There has been much debate around the office recently over what online learning is or isn't and of course if it truly is it an effective means to train. I myself have gone back and forth on this issue over the years. In my last position with a large telecom that was spread all across Canada we did a great deal of web based training. The obvious reason for this was the vast distance our company spanned and the number of points of presence was large as well. Trying to get 10,000 people in 2000 locations under one roof for training is a logistical impossibility. For that organization eLearning just makes sense.
The current client that I'm working for is an organization that is hundreds of employees in one location. While online learning may eventually be an option for this organization, they have not officially rolled out their LMS. This particular project is a curriculum of hundreds of short courses that need to be rolled out in the next few months for a business transformation project. While most of these employees already work in similar jobs, the changes in their responsibilities mean subtle differences in what they are used to doing. Our training will make them ready for these changes. I feel we not only can deliver a more robust classroom solution in the short term, but we can avoid the pitfalls of launching a new online learning solution for them as well. I personally would rather spend my time building the training and not troubleshooting if the author-ware will publish results that will upload properly with their LMS and so forth.
If you rely only on online learning, you are also missing several learning domains. If you were given the task of changing an organizations attitude for example (affective domain of learning), I’m not sure you could accomplish this in an e-learning module. Even if it was really well designed, I daresay you could only change the attitude of some of your audience. It also isn’t a very good tool for the psychomotor domain (physical skills), unless the group is learning computer skills. If the group needs to learn how to rebuild an engine, you will never really know if they can rebuild an engine upon completion of an online learning module.
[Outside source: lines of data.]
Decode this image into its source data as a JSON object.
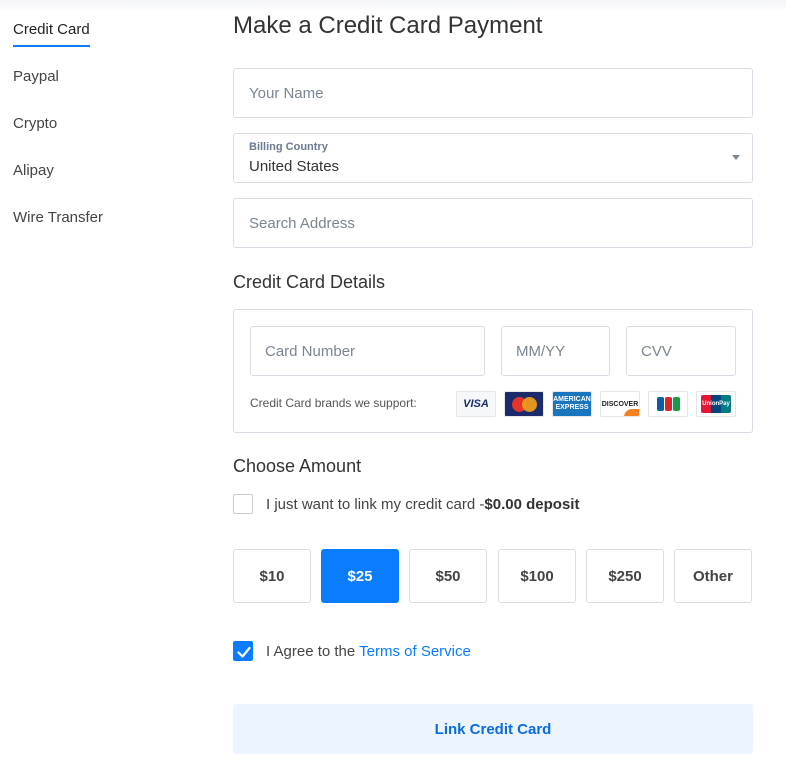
{
  "sidebar": {
    "items": [
      {
        "label": "Credit Card"
      },
      {
        "label": "Paypal"
      },
      {
        "label": "Crypto"
      },
      {
        "label": "Alipay"
      },
      {
        "label": "Wire Transfer"
      }
    ]
  },
  "main": {
    "title": "Make a Credit Card Payment",
    "name_placeholder": "Your Name",
    "country_label": "Billing Country",
    "country_value": "United States",
    "address_placeholder": "Search Address",
    "card_section_title": "Credit Card Details",
    "card_number_placeholder": "Card Number",
    "expiry_placeholder": "MM/YY",
    "cvv_placeholder": "CVV",
    "brands_label": "Credit Card brands we support:",
    "brands": {
      "visa": "VISA",
      "amex": "AMERICAN EXPRESS",
      "discover": "DISCOVER",
      "unionpay": "UnionPay"
    },
    "amount_section_title": "Choose Amount",
    "link_only_text": "I just want to link my credit card -",
    "link_only_bold": "$0.00 deposit",
    "link_only_checked": false,
    "amounts": [
      "$10",
      "$25",
      "$50",
      "$100",
      "$250",
      "Other"
    ],
    "selected_amount": "$25",
    "agree_text": "I Agree to the ",
    "terms_link": "Terms of Service",
    "agree_checked": true,
    "submit_label": "Link Credit Card"
  },
  "colors": {
    "accent": "#0a7cff",
    "submit_bg": "#ecf4ff",
    "border": "#d9dde3"
  }
}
I see online learning as a tool rather than a complete methodology. Even when I worked for the telecom with all the points of presence across the country, we still ran classroom training; we still brought people in for specialized training events. No, I feel that online learning is a training tool, in the same way that flip-chart paper or conducting role plays are training tools. You can use them from time to time when it’s appropriate, however you cannot rely on them exclusively.